(Data records)
######

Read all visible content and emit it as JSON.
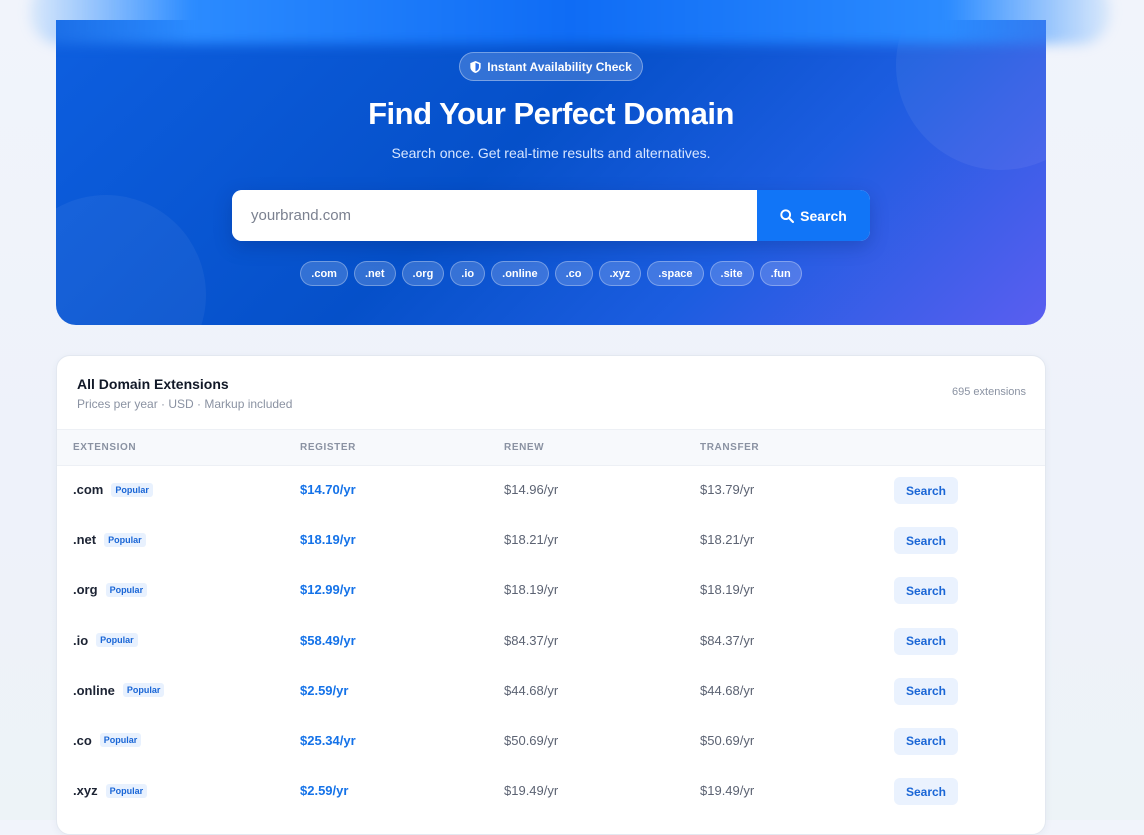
{
  "hero": {
    "badge": "Instant Availability Check",
    "title": "Find Your Perfect Domain",
    "subtitle": "Search once. Get real-time results and alternatives.",
    "search_placeholder": "yourbrand.com",
    "search_button": "Search",
    "chips": [
      ".com",
      ".net",
      ".org",
      ".io",
      ".online",
      ".co",
      ".xyz",
      ".space",
      ".site",
      ".fun"
    ]
  },
  "table": {
    "title": "All Domain Extensions",
    "subtitle": "Prices per year · USD · Markup included",
    "count": "695 extensions",
    "headers": {
      "extension": "EXTENSION",
      "register": "REGISTER",
      "renew": "RENEW",
      "transfer": "TRANSFER"
    },
    "rows": [
      {
        "ext": ".com",
        "badge": "Popular",
        "register": "$14.70/yr",
        "renew": "$14.96/yr",
        "transfer": "$13.79/yr",
        "action": "Search"
      },
      {
        "ext": ".net",
        "badge": "Popular",
        "register": "$18.19/yr",
        "renew": "$18.21/yr",
        "transfer": "$18.21/yr",
        "action": "Search"
      },
      {
        "ext": ".org",
        "badge": "Popular",
        "register": "$12.99/yr",
        "renew": "$18.19/yr",
        "transfer": "$18.19/yr",
        "action": "Search"
      },
      {
        "ext": ".io",
        "badge": "Popular",
        "register": "$58.49/yr",
        "renew": "$84.37/yr",
        "transfer": "$84.37/yr",
        "action": "Search"
      },
      {
        "ext": ".online",
        "badge": "Popular",
        "register": "$2.59/yr",
        "renew": "$44.68/yr",
        "transfer": "$44.68/yr",
        "action": "Search"
      },
      {
        "ext": ".co",
        "badge": "Popular",
        "register": "$25.34/yr",
        "renew": "$50.69/yr",
        "transfer": "$50.69/yr",
        "action": "Search"
      },
      {
        "ext": ".xyz",
        "badge": "Popular",
        "register": "$2.59/yr",
        "renew": "$19.49/yr",
        "transfer": "$19.49/yr",
        "action": "Search"
      }
    ]
  },
  "colors": {
    "accent": "#1175f7",
    "hero_start": "#0e5fe0",
    "hero_end": "#5a5ef0"
  }
}
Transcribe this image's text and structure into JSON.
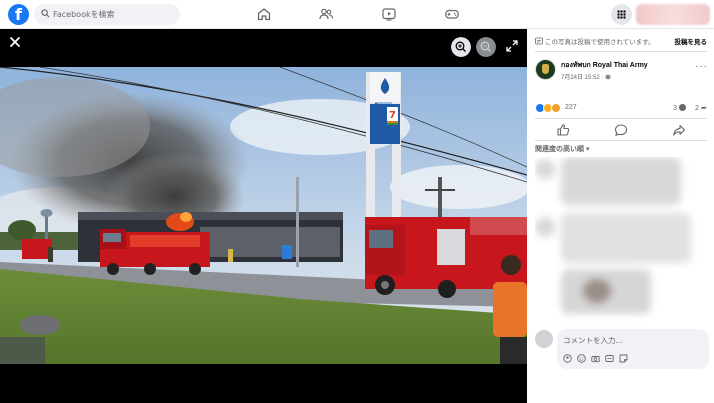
{
  "topbar": {
    "logo": "f",
    "search_placeholder": "Facebookを検索",
    "nav_icons": [
      "home-icon",
      "friends-icon",
      "watch-icon",
      "gaming-icon"
    ],
    "menu_icon": "grid-menu-icon"
  },
  "viewer": {
    "close_icon": "close-icon",
    "zoom_in_icon": "zoom-in-icon",
    "zoom_out_icon": "zoom-out-icon",
    "fullscreen_icon": "fullscreen-icon",
    "photo_sign_text": "7"
  },
  "panel": {
    "notice_text": "この写真は投稿で使用されています。",
    "notice_link": "投稿を見る",
    "page_name": "กองทัพบก Royal Thai Army",
    "post_time": "7月24日 15:52 · ",
    "more_label": "···",
    "reaction_count": "227",
    "comment_count": "3",
    "share_count": "2",
    "reaction_types": [
      "like",
      "care",
      "sad"
    ],
    "actions": [
      "like-icon",
      "comment-icon",
      "share-icon"
    ],
    "sort_label": "関連度の高い順 ▾",
    "comment_placeholder": "コメントを入力...",
    "comment_tools": [
      "avatar-sticker-icon",
      "emoji-icon",
      "camera-icon",
      "gif-icon",
      "sticker-icon"
    ],
    "send_icon": "send-icon"
  },
  "colors": {
    "brand": "#1877f2",
    "fire_truck": "#c8161d",
    "station_blue": "#1f5aa6"
  }
}
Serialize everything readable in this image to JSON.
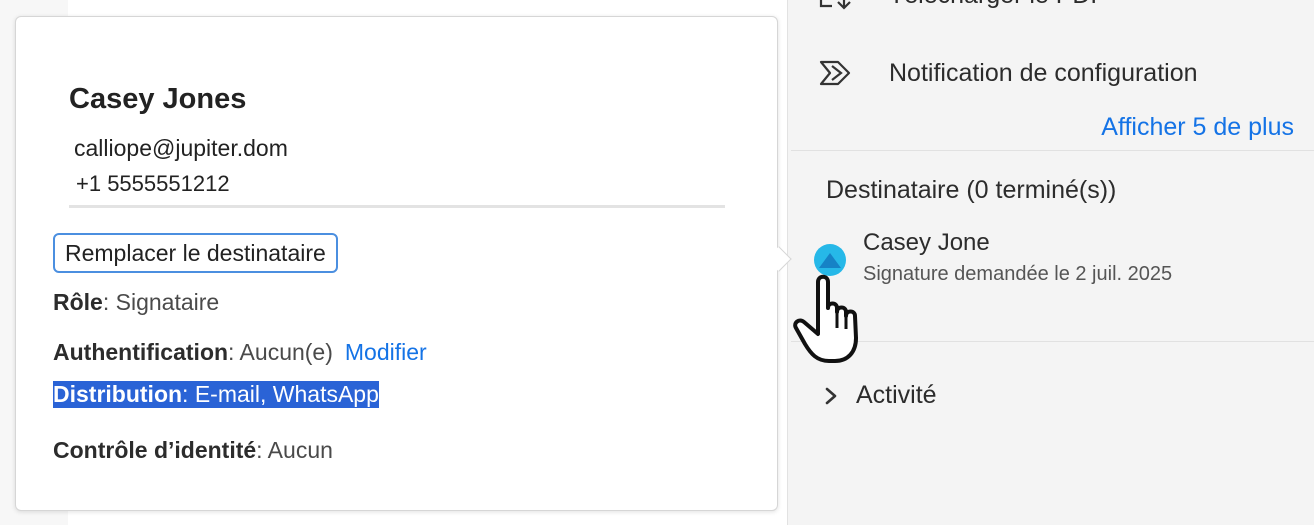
{
  "right_panel": {
    "actions": [
      {
        "label": "Télécharger le PDF",
        "icon": "download-pdf-icon"
      },
      {
        "label": "Notification de configuration",
        "icon": "notification-config-icon"
      }
    ],
    "show_more": "Afficher 5 de plus",
    "recipients_heading": "Destinataire (0 terminé(s))",
    "recipient": {
      "name": "Casey Jone",
      "status": "Signature demandée le 2 juil. 2025",
      "avatar_color": "#26b8e8"
    },
    "activity_label": "Activité"
  },
  "card": {
    "name": "Casey Jones",
    "email": "calliope@jupiter.dom",
    "phone": "+1 5555551212",
    "replace_button": "Remplacer le destinataire",
    "role_key": "Rôle",
    "role_value": ": Signataire",
    "auth_key": "Authentification",
    "auth_value": ": Aucun(e)",
    "auth_link": "Modifier",
    "distribution_key": "Distribution",
    "distribution_value": ": E-mail, WhatsApp",
    "identity_key": "Contrôle d’identité",
    "identity_value": ": Aucun"
  },
  "colors": {
    "accent": "#1473e6",
    "selection": "#2a63d6",
    "button_border": "#4b8fe0"
  }
}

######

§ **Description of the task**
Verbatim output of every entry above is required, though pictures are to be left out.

§ **Task solution**
Read all visible content and emit it as JSON.
{
  "hero": {
    "badge": "Instant Availability Check",
    "title": "Find Your Perfect Domain",
    "subtitle": "Search once. Get real-time results and alternatives.",
    "search_placeholder": "yourbrand.com",
    "search_button": "Search",
    "chips": [
      ".com",
      ".net",
      ".org",
      ".io",
      ".online",
      ".co",
      ".xyz",
      ".space",
      ".site",
      ".fun"
    ]
  },
  "table": {
    "title": "All Domain Extensions",
    "subtitle": "Prices per year · USD · Markup included",
    "count": "695 extensions",
    "headers": {
      "extension": "EXTENSION",
      "register": "REGISTER",
      "renew": "RENEW",
      "transfer": "TRANSFER"
    },
    "rows": [
      {
        "ext": ".com",
        "badge": "Popular",
        "register": "$14.70/yr",
        "renew": "$14.96/yr",
        "transfer": "$13.79/yr",
        "action": "Search"
      },
      {
        "ext": ".net",
        "badge": "Popular",
        "register": "$18.19/yr",
        "renew": "$18.21/yr",
        "transfer": "$18.21/yr",
        "action": "Search"
      },
      {
        "ext": ".org",
        "badge": "Popular",
        "register": "$12.99/yr",
        "renew": "$18.19/yr",
        "transfer": "$18.19/yr",
        "action": "Search"
      },
      {
        "ext": ".io",
        "badge": "Popular",
        "register": "$58.49/yr",
        "renew": "$84.37/yr",
        "transfer": "$84.37/yr",
        "action": "Search"
      },
      {
        "ext": ".online",
        "badge": "Popular",
        "register": "$2.59/yr",
        "renew": "$44.68/yr",
        "transfer": "$44.68/yr",
        "action": "Search"
      },
      {
        "ext": ".co",
        "badge": "Popular",
        "register": "$25.34/yr",
        "renew": "$50.69/yr",
        "transfer": "$50.69/yr",
        "action": "Search"
      },
      {
        "ext": ".xyz",
        "badge": "Popular",
        "register": "$2.59/yr",
        "renew": "$19.49/yr",
        "transfer": "$19.49/yr",
        "action": "Search"
      }
    ]
  },
  "colors": {
    "accent": "#1175f7",
    "hero_start": "#0e5fe0",
    "hero_end": "#5a5ef0"
  }
}
Transcribe this image's text and structure into JSON.
{
  "topbar": {
    "logo": "f",
    "search_placeholder": "Facebookを検索",
    "nav_icons": [
      "home-icon",
      "friends-icon",
      "watch-icon",
      "gaming-icon"
    ],
    "menu_icon": "grid-menu-icon"
  },
  "viewer": {
    "close_icon": "close-icon",
    "zoom_in_icon": "zoom-in-icon",
    "zoom_out_icon": "zoom-out-icon",
    "fullscreen_icon": "fullscreen-icon",
    "photo_sign_text": "7"
  },
  "panel": {
    "notice_text": "この写真は投稿で使用されています。",
    "notice_link": "投稿を見る",
    "page_name": "กองทัพบก Royal Thai Army",
    "post_time": "7月24日 15:52 · ",
    "more_label": "···",
    "reaction_count": "227",
    "comment_count": "3",
    "share_count": "2",
    "reaction_types": [
      "like",
      "care",
      "sad"
    ],
    "actions": [
      "like-icon",
      "comment-icon",
      "share-icon"
    ],
    "sort_label": "関連度の高い順 ▾",
    "comment_placeholder": "コメントを入力...",
    "comment_tools": [
      "avatar-sticker-icon",
      "emoji-icon",
      "camera-icon",
      "gif-icon",
      "sticker-icon"
    ],
    "send_icon": "send-icon"
  },
  "colors": {
    "brand": "#1877f2",
    "fire_truck": "#c8161d",
    "station_blue": "#1f5aa6"
  }
}
Serialize everything readable in this image to JSON.
{
  "right_panel": {
    "actions": [
      {
        "label": "Télécharger le PDF",
        "icon": "download-pdf-icon"
      },
      {
        "label": "Notification de configuration",
        "icon": "notification-config-icon"
      }
    ],
    "show_more": "Afficher 5 de plus",
    "recipients_heading": "Destinataire (0 terminé(s))",
    "recipient": {
      "name": "Casey Jone",
      "status": "Signature demandée le 2 juil. 2025",
      "avatar_color": "#26b8e8"
    },
    "activity_label": "Activité"
  },
  "card": {
    "name": "Casey Jones",
    "email": "calliope@jupiter.dom",
    "phone": "+1 5555551212",
    "replace_button": "Remplacer le destinataire",
    "role_key": "Rôle",
    "role_value": ": Signataire",
    "auth_key": "Authentification",
    "auth_value": ": Aucun(e)",
    "auth_link": "Modifier",
    "distribution_key": "Distribution",
    "distribution_value": ": E-mail, WhatsApp",
    "identity_key": "Contrôle d’identité",
    "identity_value": ": Aucun"
  },
  "colors": {
    "accent": "#1473e6",
    "selection": "#2a63d6",
    "button_border": "#4b8fe0"
  }
}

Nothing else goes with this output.